Hi, I’m new to forum, but not to blender as animation software. I want to ask what are the limitations of BGE?
I searched a lot for screens, videos or info , but those are old. Like Super Mario Recreation. I’m curious is it possible to achieve quaility of graphics similar to Unity 5? I know that me and my pals have to code in pyhton alot to get smooth 60 fps :wink: Is it good choice to pick BGE for complex 3d games? I mean we want to make games in art style similar to or nintendo’s wii u new zelda :wink: Not so complex like cryengine :wink:

That style is going to depend largely on your artists. Maybe you’ll need a graphics programmer for some GLSL magic.

Before starting a new blender project I’d ask myself these questions:
-Will it need headless support?
-Will it have lots of animated characters (>10) onscreen at once?
-Will it have lots of particle effects?
-Will it be published to browser or mobile?
-Will it need fancy stuff like volumetric lighting, large terrains, fields of grass, cascaded shadow mapping, or deferred rendering?

If you answered YES for any of those, I would consider a different engine.
Also BGE is no longer actively developed. There’s UPBGE but I can’t comment on the current state of that.

upbge is investigating how to proceed on armature skinning

upbge has geometry instancing, and on a small map made of tiles it made a difference of 10 ms (where 16ish ms is 60fps)

they say they are adding static draw call batching, freeing up more resources to be used elsewhere.

All in all upbge is growing and works well for me at the moment,

As for god rays in the bge, if there is something missing for the feature, add it to the upbge issues page.

the more developers we can attract by making quality games the better.

hordes of actors not animated using armatures is possible now,

also using armatures with FK is much cheaper than using IK
(same in unity I belive as well*)

many engines don’t even support ik right?

It’s not great but it’s also not bad. You can achieve pretty decent results with it.

Anything has limitations.

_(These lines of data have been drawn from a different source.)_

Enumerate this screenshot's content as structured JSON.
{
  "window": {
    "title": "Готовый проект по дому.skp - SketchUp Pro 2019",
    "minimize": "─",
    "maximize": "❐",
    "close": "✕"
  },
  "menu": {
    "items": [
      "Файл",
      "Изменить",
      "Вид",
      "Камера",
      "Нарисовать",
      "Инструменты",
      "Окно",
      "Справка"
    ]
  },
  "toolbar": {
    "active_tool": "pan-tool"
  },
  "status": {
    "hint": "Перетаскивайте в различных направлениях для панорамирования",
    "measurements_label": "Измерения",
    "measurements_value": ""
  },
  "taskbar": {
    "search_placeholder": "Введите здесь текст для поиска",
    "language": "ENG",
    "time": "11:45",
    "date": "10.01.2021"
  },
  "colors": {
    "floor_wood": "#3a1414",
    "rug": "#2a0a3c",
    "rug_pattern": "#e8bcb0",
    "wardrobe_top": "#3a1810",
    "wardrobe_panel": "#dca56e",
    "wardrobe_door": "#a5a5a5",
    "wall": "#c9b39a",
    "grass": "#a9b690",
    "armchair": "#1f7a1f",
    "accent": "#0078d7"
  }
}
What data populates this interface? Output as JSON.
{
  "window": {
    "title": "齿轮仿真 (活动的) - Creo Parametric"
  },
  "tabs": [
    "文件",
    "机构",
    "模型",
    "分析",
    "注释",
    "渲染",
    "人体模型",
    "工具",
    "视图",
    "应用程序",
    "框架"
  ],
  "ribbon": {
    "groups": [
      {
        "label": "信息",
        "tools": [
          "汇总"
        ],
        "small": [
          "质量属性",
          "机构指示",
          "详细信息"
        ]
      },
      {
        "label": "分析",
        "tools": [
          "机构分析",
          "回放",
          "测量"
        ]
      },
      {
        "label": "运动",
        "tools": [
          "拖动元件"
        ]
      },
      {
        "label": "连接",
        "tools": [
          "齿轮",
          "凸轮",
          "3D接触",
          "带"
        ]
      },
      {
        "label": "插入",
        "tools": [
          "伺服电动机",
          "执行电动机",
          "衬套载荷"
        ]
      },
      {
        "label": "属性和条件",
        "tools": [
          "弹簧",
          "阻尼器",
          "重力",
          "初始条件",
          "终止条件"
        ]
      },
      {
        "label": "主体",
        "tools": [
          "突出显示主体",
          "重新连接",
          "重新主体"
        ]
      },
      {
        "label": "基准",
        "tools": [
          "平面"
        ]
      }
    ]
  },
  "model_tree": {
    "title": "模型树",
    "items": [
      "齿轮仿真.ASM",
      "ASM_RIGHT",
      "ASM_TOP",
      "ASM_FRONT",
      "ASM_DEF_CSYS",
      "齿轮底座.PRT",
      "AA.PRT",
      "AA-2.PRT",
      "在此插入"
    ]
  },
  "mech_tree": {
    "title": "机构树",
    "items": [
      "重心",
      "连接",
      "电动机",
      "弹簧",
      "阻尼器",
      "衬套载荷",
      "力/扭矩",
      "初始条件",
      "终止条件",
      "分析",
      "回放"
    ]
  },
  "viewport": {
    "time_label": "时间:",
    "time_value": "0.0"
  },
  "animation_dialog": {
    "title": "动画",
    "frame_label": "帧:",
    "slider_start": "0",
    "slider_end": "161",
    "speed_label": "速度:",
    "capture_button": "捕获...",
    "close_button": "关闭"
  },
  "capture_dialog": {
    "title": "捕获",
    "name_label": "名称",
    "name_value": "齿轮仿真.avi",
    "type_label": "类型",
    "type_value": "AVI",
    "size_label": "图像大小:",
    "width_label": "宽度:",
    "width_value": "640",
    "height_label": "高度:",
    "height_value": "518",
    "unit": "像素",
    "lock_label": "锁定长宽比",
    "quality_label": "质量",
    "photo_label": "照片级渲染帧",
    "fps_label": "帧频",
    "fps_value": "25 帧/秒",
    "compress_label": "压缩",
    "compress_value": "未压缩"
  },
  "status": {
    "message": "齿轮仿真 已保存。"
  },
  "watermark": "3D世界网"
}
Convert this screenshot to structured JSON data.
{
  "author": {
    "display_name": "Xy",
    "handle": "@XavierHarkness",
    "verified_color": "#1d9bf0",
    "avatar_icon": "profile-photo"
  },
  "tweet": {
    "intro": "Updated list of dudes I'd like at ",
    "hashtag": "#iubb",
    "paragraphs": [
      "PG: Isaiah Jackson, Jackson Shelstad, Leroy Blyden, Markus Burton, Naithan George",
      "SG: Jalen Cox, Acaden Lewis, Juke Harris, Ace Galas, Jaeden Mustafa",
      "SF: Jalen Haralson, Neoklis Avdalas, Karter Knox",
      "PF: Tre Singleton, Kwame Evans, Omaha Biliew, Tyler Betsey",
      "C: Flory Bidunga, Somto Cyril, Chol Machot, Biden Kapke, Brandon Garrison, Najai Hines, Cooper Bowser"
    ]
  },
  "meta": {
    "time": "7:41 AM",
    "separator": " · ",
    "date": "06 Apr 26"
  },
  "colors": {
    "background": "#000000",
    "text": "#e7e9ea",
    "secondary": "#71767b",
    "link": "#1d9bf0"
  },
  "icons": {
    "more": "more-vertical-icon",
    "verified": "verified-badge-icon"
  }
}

Can you be more specific?

This depends more on you than on the game engine. Unity is a game engine as the BGE is a game engine. Game engines do not make graphics, they have graphics features due to there 3d render engine. The render engine provides the graphics features you can use. And yes, the features are pretty much the same.

Still, graphics depends on you.

What specific features are you looking for?

Unfortunately this question shows missing game development skills and low experience to the topic. This is not bad, but you should be careful in interpreting forum posts.

There is no direct relation between writing code and the frame rate of a game. There can some loosly coupled dependency.

When you write a lot of python code you might master Python in future.
-> When you master Python you will be able to get into the BGE API.
-> When you can use the BGE API you can write custom logic bricks for your game.
-> When you know how logic bricks work you can use custom bricks.
-> When you know how logic bricks work you will be able to describe behavior of objects in your game.
-> When you know how you can describe object behavior you can describe the game’s behavior.
-> When you know the game’s behavior you should recognized there are more aspects beside behavior in your game that eat processing time.
-> When you know how the game runs you might be able to identify processing bottlenecks.
-> When you know the bottlenecks you might be able to find more efficient solutions.
-> When you are able to find efficient solutions you will recognize solutions are usually not Python. [#1 bottleneck is render overload.]

I suggest you start learning how the BGE (or any other game engine) works. With that knowledge you should be able to find out how much processing time your game spends on each single aspect.

Coming back to python. The members of your team which want to describe behavior should learn logic bricks, Python and the BGE API. You can start without python, but it be will needed sooner or later. (No you do not need C/C++ that is a different development level).

The other members of your team can focus on other aspects of your game such as, creating meshes, textures, materials, animations and create sounds, write stories and dialogs, translate text, manage progress, buy pizza, cleanup files, ensure nothing gets lost, manage project homepage, communicate with each other and many more.

How many team members do you have?
How manages the project?

It your skill level it does not matter.

The art style is no problem as long as you are able to create such art (with low polygon details indeed).
I do not know new zelda.

The biggest obstacle that results in failed game development projects sits in front of the monitor. Do not worry I have my bag of fails too. They 100% failed because of me rather than because of the tools.

[Cryengine is no game. It is another game engine. This makes it a bit difficult to compare complexity with a game.]

Before you chose a game engine, do you have any concept regarding your game?
Or do you randomly play around and look what happens? This is not wrong, this is how we learn. Typically this is the fun part. Unfortunately it does not necessarily result in a finished game.

Developing a game is not like playing a game :p.